Anyone who spent any time outside over the weekend knows how brutally cold it got in just 24 hours. On Saturday, many people ditched their jackets and gloves, but Sunday saw a scramble to cover up in layers.
Some winter enthusiasts still headed outdoors voluntarily, but others had to for work -- especially those who work in emergency repairs. On one of the coldest days of the year, an entire apartment complex in St. Paul lost its hot water.
"We can always boil water for cooking, but for getting to work and being clean for tomorrow would be a big issue," Jessica Montoya told Fox 9 News.
Call it bad luck or bad timing, but furnace technician Jim Westphall said he's already seen worse when furnaces break as the temperatures in the Twin Cities plummet, leaving a mess of frozen pipes.
"When they walk in there, their toilets will be frozen," he said. "All their lines will be busted and ruptured."
Yet even without any must-have maintenance, the temperature swing was a tough transition for many. Saturday saw a record high of 48 degrees in some spots, but by early Sunday morning, those temperatures took a dive.
"Cold, it's like razor blades," Ian Francis, who is visiting from London, England, described.
Francis frankly stated that he doesn't understand how the weather can change so dramatically overnight -- or that people are keen to keep moving despite it.
"If it was this cold in London, the entire country would come to a standstill," he said.
Even popular ski destination Spirit Mountain shut down in Duluth due to the dangerous windchill temperatures, and while it wasn't as cold at Hyland Ski & Snowboard Area, business still went downhill.
"Ten percent of what we usually see on a Sunday afternoon, maybe 20 percent," estimated Kent Kloster. "People have really chosen to stay home today."

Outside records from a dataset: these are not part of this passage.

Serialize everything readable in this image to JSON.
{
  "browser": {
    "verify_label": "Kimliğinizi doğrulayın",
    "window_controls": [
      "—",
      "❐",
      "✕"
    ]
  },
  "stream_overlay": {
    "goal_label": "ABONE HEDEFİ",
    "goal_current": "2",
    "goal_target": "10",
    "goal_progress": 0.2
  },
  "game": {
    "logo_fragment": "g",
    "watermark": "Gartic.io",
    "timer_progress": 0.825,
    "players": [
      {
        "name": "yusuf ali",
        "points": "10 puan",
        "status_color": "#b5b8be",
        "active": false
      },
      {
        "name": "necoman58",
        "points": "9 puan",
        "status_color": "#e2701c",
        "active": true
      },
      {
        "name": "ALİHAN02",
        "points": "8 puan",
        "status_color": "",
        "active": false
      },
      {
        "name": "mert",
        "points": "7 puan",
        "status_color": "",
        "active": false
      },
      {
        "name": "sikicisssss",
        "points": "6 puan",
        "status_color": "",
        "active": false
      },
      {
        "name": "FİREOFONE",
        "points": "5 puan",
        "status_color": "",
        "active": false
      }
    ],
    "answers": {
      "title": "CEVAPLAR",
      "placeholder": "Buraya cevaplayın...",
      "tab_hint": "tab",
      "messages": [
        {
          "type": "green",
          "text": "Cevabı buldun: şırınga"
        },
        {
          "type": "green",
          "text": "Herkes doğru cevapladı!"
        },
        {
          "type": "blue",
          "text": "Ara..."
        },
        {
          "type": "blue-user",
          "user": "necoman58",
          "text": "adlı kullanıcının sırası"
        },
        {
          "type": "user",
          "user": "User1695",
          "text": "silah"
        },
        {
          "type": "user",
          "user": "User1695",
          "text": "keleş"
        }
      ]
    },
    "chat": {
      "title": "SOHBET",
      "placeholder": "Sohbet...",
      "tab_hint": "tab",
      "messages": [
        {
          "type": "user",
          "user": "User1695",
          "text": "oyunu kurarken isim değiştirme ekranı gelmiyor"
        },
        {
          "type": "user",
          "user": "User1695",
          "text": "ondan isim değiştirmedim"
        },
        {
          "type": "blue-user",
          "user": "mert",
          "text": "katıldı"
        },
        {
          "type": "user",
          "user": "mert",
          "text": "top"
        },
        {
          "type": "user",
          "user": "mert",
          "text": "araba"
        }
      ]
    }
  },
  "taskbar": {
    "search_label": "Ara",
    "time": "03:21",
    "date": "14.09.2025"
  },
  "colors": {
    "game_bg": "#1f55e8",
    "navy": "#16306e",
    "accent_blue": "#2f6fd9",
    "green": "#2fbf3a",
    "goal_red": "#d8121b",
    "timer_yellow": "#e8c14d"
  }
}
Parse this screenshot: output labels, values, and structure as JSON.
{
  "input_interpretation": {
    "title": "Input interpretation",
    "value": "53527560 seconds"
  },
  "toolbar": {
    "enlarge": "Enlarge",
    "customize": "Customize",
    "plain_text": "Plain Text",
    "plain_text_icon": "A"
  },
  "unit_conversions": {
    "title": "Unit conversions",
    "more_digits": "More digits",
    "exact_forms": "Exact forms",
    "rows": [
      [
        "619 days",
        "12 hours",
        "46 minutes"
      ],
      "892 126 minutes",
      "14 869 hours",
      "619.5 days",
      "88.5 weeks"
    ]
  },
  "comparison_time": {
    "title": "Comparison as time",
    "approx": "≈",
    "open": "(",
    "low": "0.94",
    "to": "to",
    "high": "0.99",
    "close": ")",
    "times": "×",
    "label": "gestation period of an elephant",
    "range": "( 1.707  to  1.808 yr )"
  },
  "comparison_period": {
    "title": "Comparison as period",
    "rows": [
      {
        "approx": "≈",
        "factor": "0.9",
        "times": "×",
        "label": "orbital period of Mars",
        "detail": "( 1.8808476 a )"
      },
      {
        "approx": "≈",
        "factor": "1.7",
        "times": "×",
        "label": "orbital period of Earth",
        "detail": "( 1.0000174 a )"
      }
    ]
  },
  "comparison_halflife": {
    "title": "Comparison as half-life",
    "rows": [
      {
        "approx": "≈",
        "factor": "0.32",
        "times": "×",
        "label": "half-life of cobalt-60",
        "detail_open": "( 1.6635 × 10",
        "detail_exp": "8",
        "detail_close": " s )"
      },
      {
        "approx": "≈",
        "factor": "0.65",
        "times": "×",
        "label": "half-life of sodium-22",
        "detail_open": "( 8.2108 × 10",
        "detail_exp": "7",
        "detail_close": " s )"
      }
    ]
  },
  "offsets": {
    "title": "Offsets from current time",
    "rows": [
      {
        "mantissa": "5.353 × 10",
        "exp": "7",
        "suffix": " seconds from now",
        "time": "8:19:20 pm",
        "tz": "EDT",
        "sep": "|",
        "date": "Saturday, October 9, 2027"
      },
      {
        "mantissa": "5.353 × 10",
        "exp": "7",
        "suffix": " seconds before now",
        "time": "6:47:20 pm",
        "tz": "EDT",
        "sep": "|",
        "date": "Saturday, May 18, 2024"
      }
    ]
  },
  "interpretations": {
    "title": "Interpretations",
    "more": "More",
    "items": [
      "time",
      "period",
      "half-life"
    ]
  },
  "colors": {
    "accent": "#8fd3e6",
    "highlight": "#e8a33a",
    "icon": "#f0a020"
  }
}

Yet, even on a day where it's bitterly cold, it's almost certain at least a few dog owners will make it out to the bark park. Ray Cradle bundled up and headed out for a long walk.
"I figured no one would bother me," he quipped.
As for Montoya and her fiancé, Dan Merley, they do have a backup plan if their hot water isn't back on tap by Monday morning.
"Luckily, both his parents and my parents are close by," Montoya said.